With the help of Hollywood, bats throughout the years have given the wrong impression to the general public. Portrayed as blood suckers that only mean to harm people,  these amazing creatures in actuality are vital and essential to protecting our ecosystems.

With bats being one of the bug exterminators of the animal kingdom and with their help of pollinating the plant life, it’s clear how they affect our lives in many ways. How can this all be achieved though? What allows these animals to do so much? Nothing would be possible if it weren’t for the gift of flight.

How bats fly is quite unique than those other animals that fly. For one, they are the only mammals known to man that are able to fly.

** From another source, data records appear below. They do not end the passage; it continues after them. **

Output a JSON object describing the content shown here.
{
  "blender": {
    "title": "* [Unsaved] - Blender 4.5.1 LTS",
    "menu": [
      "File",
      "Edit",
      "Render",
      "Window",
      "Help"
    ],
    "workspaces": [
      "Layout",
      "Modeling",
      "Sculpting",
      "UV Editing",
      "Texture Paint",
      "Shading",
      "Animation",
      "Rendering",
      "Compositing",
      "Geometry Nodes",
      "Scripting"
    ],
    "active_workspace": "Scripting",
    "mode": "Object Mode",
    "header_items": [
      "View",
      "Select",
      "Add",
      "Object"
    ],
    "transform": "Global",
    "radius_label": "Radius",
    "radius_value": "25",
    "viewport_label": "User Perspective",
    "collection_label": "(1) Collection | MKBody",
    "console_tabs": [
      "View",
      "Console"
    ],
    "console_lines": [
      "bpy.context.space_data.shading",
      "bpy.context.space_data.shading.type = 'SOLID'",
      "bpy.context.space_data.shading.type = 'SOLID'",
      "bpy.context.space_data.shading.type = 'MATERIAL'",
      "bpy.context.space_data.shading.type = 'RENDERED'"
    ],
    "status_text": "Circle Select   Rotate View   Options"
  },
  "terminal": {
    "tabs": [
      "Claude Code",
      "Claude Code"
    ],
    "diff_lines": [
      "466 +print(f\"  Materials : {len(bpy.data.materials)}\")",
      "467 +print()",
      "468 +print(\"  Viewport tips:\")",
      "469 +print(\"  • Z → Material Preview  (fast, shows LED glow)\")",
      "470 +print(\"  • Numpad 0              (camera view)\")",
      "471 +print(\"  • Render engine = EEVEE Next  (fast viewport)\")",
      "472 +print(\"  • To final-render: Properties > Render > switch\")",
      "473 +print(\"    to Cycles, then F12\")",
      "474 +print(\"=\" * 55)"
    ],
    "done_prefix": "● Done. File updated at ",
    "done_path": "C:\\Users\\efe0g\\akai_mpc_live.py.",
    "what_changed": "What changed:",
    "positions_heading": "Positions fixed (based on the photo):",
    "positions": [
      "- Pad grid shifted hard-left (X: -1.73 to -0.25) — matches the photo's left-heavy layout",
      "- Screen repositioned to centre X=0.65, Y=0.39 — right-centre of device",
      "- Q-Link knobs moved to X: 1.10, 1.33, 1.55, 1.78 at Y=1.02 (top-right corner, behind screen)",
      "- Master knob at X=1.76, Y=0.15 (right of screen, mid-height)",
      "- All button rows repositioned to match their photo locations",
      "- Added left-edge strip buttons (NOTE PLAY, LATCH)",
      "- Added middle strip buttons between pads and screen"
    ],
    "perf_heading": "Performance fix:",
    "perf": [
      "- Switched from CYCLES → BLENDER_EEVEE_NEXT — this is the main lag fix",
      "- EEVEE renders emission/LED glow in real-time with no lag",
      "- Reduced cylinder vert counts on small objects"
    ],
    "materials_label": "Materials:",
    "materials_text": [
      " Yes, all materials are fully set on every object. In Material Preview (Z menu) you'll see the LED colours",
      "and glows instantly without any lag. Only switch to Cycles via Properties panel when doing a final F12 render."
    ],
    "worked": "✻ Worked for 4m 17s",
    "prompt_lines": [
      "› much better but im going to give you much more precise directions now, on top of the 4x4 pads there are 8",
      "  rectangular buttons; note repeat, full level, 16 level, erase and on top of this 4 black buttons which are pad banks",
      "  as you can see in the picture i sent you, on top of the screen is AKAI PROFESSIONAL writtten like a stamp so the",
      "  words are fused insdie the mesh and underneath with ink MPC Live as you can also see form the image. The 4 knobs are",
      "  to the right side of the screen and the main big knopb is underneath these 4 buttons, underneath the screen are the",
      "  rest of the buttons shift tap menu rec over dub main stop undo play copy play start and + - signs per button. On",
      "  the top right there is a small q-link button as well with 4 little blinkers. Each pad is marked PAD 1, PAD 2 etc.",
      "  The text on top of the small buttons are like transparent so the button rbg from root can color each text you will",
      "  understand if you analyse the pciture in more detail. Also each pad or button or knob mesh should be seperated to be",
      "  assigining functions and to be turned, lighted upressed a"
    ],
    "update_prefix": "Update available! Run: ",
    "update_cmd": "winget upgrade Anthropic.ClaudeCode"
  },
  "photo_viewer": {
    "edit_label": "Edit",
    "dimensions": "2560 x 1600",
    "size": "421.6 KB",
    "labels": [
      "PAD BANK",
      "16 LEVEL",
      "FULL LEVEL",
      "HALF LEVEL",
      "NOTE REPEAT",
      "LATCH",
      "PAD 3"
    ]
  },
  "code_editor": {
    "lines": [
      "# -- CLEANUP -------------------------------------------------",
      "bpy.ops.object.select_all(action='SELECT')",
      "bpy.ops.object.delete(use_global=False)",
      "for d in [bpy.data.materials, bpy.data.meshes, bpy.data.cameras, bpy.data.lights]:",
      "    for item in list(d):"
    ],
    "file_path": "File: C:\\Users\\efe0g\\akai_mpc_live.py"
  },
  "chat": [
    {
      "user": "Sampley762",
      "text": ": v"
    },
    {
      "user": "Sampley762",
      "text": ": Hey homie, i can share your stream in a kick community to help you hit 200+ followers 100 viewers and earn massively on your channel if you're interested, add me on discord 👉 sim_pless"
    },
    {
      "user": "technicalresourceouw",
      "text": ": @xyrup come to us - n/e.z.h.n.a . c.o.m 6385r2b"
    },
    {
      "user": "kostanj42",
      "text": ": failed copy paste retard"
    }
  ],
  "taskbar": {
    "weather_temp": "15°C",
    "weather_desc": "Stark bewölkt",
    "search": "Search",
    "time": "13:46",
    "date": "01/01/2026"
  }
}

Besides that, what is it about bats that makes their flying so special? It’s that their wings are shaped differently than others.

Its clear to everyone that birds and bats are related. We know they both roam through the skies, have wings, and fly. However, did you know they are also closely related to humans? How so, you may ask. The secret to that lies in their wings. While birds have more of a rigid bone structure in their wings, bats have a more flexible wing allowing them to fly in different manners. Equipped with over two dozen joints in their wings and with a thin membrane covering the wings, bats fly in a more “economical” manner than other fliers do. While birds and insects fold and rotate their wings during flight, bats have the option to do more in flight because of their complex wings (Brown University).

Because of the extended membrane that covers the whole wing, bats are able to use their extra skin to their advantage. With the help of their flexible skin, bats are able to produce drag and lift in their own unique way. In class we have learned that the downstroke generates useful forces such as thrust and most of the lift, while the upstroke is complicated and diverse, correct? Well the bats just brought it to a whole ‘nother level.

When bats are flying, these animals extend their wings out to their full potential when they are in downstoke. Why you may ask? They do this because since their extended membrane covers the wings, the elasticity of the skin catches more air, producing a greater lift in exchange for less energy. However, when bats are in upstroke, they contract their wings closer to their body than other flying animals, reducing the amount of drag they produce when they fly.

However drag isn’t necessarily a bad thing is it? As many flying animals and objects try to avoid drag, bats have found a way to utilize it and apply it to their everyday lives. With the wings being mostly the extended membrane, the sensational flexibility of the wings allow the bats to turn on point. By harnessing the wind captured by the wings, the “drag”, bats are able to make 180-degree turns in a distance of less than half a wingspan (Brown University). Because of this distinct flying pattern, bats are able to fly for longer periods of times in a more energy efficient manner.


  • Brown University (2007, January 19). Bats In Flight Reveal Unexpected Aerodynamics.ScienceDaily. Retrieved October 8, 2012, from­/releases/2007/01/070118161402.htm


Lorena Barba posted on October 10, 2012 at 9:16 pm

I hadn’t seen that video. Excellent!
(although a bit sad for the bat trying to quench its thirst from a sheet of metal, poor thing)
I think in the video you see the bat “catching” an insect in mid-air with its flexible wing, then helping himself to a mouthful.

Lorena Barba posted on October 10, 2012 at 9:17 pm

John covered the bats from a different point of view in his post (which is nice)